No! is an Option: A Second Story in Recovery
John Han-Chih Chang, MD
Abramson Cancer Center of the University of Pennsylvania
Last Modified: November 1, 2001
|Author: Linda Macuga|
Publisher: Four Seasons Publishers, Florida, 1999
Format: Hardcover, 363 pages
Linda Macuga's previous work entitled Promises in a New Life: Available to All Who Walk a Twelve Step Path introduced readers to a woman named Patricia Carter. This is the pseudonym of a real-life alcoholic who changed her life by applying the principles of a 12-step program to her life. In "No!" Is an Option: A Second Story in Recovery, we are reunited with Pat, a recovering alcoholic who faces a battle with cancer by applying those same principles to her life.
The first chapter familiarizes the reader to Pat and her past. She relays many tough times, as Pat struggled through a divorce, her two daughters moving away to live with their father, drunk-driving accidents, the loss of a job, and the loss of a good friend. We join Pat as, several days after turning 49, she notices a lump in her breast. The book then delves into the way Pat chooses to live her life with the discovery of her breast cancer by applying the ideals of an AA 12-step program to her day-to-day existence. A few recurring ideals are not keeping secrets, and overcoming one's fears about oneself by helping others.
There are many themes that weave their way through the pages of this book. One is struggling with the choice of whether or not to undergo therapy for cancer. Another is finding support in friends and family. An important motif is the idea of doing things you've always wanted to do. Pat, for instance, visits the Grand Canyon. Also, an important theme is the value in learning from others. For example, the Native Americans Pat meets on her journey to the Grand Canyon teach her a simpler and less materialistic way of life. A final theme is the strengthening of her faith in God.
Pat shows the reader that in living with breast cancer, life does go on. The book concludes with Pat, having been sober for 11 years, and having lived with breast cancer for five years. She continues to have a troubled relationship with her father, and is able to help her daughter who was involved with an abusive man. Her life goes on as it had before.

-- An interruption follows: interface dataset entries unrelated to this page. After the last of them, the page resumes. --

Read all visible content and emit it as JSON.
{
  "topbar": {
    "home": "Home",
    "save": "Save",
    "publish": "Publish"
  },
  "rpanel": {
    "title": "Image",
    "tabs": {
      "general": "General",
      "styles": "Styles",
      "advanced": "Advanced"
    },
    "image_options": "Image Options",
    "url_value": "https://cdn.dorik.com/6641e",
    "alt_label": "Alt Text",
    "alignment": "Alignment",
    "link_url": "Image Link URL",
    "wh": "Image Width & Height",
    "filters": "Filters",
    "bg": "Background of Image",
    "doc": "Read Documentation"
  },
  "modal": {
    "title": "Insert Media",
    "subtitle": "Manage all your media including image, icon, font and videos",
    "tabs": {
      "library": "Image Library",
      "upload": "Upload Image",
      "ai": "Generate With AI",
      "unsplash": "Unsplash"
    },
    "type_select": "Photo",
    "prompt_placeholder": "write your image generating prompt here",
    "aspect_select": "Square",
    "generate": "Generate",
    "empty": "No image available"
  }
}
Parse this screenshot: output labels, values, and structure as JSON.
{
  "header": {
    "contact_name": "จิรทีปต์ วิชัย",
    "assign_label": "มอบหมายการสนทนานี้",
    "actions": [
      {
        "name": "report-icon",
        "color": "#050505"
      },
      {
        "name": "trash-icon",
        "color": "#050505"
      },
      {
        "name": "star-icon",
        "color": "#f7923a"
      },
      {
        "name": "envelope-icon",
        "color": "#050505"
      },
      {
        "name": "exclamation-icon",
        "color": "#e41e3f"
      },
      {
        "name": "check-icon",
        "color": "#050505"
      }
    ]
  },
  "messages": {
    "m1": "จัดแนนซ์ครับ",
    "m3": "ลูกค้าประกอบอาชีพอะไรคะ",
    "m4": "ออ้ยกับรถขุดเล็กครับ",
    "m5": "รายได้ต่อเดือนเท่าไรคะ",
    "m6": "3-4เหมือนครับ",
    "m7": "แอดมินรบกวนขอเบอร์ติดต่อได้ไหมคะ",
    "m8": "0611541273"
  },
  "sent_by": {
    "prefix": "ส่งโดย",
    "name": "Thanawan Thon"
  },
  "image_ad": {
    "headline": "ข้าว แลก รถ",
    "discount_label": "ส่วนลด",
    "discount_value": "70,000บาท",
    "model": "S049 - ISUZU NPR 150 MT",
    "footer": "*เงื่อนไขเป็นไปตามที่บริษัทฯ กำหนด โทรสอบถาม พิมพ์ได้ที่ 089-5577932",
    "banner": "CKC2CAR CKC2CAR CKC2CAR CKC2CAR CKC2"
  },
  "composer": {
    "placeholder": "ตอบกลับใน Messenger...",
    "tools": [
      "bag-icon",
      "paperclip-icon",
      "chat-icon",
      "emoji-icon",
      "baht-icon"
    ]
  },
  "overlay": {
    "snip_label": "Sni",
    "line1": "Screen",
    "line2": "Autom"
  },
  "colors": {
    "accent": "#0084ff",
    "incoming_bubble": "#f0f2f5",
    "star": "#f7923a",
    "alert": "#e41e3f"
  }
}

The author does an excellent job in painting a picture of Pat for the reader. She uses a simple, stark brush, not flowery or showy, to depict a woman of courage and intelligence. She shows how following established guidelines helped propel her through the difficulty of dealing with cancer. As the author states: "The program fulfilled her need for self worth and made her life worth living."